■ **EXERCISE DESCRIPTION**
Whichever lines include the word "MLSD", copy them as they appear in the data.

═════ RECORDS FOR PROCESSING ═════

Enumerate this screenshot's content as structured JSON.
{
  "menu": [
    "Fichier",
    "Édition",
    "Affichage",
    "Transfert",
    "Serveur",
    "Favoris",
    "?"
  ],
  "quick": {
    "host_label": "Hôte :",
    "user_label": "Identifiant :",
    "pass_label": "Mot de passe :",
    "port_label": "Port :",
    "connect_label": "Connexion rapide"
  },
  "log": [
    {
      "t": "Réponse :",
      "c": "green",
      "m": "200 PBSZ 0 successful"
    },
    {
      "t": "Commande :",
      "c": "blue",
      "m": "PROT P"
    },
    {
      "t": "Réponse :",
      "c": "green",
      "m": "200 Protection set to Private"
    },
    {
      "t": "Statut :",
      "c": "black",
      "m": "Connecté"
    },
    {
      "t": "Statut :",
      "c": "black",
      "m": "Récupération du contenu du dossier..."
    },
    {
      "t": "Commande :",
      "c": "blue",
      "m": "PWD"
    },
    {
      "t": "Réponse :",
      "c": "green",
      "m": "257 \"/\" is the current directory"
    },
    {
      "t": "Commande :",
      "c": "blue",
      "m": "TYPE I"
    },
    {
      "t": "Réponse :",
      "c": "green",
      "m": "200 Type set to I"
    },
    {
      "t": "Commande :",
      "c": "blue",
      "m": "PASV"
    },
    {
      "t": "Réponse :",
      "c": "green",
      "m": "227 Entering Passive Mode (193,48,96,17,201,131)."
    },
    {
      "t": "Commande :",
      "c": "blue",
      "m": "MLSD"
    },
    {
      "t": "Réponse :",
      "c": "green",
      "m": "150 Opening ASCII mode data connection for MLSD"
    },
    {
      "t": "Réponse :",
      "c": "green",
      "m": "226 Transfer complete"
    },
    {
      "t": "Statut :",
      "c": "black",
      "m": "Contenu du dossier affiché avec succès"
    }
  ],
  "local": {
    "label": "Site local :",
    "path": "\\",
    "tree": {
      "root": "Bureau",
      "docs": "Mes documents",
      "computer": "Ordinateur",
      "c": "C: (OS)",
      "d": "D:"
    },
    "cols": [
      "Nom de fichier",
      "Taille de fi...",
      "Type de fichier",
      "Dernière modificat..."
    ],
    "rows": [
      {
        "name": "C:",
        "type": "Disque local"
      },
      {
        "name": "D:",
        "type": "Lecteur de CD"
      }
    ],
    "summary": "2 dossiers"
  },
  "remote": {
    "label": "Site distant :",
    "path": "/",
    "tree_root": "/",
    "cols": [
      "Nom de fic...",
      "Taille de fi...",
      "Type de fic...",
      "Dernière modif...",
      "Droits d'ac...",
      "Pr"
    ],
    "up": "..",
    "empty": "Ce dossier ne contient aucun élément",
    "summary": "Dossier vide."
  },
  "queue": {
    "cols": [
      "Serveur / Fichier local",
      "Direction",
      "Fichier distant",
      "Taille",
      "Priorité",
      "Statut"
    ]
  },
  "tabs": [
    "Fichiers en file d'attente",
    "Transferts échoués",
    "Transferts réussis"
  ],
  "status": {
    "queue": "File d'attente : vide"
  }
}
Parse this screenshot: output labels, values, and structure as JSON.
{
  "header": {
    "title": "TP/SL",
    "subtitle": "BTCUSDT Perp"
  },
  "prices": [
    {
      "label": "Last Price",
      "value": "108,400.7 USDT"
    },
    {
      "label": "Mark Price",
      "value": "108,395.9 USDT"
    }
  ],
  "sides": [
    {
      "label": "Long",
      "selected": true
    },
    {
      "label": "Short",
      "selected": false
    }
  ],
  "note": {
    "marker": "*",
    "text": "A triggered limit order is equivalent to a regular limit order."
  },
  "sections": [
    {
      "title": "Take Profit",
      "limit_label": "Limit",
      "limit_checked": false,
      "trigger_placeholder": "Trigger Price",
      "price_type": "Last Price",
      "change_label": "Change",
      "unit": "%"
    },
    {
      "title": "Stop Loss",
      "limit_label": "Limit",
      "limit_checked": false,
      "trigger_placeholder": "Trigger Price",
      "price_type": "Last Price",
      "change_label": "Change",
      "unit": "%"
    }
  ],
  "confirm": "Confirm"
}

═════

■ **RESULT OF THE TASK**
      "m": "MLSD"
      "m": "150 Opening ASCII mode data connection for MLSD"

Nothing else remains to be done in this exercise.